▸ MATERIAL TO PROCESS
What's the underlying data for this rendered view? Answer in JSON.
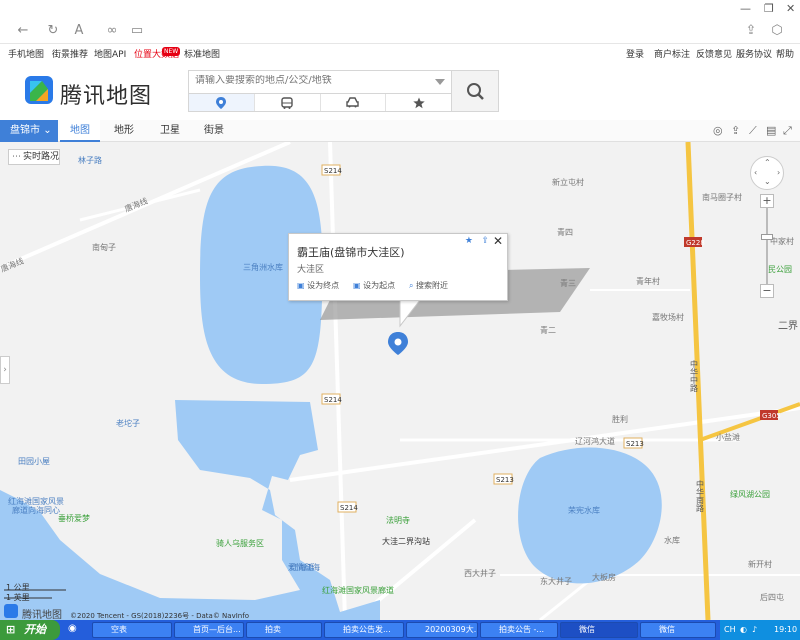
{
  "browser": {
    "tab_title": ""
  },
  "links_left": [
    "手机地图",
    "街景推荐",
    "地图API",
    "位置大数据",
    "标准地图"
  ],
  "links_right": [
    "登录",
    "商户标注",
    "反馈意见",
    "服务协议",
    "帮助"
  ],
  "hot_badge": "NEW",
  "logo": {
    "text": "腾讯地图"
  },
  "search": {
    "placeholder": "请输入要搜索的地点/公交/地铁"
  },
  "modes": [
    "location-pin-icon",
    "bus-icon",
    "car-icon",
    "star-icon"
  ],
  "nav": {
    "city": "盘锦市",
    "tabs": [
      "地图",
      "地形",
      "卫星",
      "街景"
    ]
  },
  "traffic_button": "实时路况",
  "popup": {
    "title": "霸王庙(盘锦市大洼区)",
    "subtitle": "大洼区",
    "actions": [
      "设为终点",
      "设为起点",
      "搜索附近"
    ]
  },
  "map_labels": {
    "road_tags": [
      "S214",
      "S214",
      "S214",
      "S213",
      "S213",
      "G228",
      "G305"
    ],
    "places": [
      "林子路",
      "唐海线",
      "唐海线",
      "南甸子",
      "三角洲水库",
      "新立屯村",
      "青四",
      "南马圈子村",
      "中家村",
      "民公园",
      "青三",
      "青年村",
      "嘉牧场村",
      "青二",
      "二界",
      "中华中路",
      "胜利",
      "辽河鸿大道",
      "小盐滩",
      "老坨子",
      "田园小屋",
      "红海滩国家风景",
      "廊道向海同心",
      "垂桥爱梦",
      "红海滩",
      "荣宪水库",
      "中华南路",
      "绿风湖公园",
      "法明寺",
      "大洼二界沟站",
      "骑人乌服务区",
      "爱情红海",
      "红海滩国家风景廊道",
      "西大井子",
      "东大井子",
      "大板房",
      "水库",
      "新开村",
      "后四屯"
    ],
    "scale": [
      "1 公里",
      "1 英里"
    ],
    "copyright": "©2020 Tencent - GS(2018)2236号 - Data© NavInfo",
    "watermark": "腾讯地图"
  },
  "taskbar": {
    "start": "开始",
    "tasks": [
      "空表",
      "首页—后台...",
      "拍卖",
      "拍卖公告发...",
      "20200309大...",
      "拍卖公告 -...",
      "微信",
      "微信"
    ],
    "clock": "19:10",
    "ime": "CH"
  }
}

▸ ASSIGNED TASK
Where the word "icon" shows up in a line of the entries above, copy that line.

▸ WRITTEN RESPONSE
    "location-pin-icon",
    "bus-icon",
    "car-icon",
    "star-icon"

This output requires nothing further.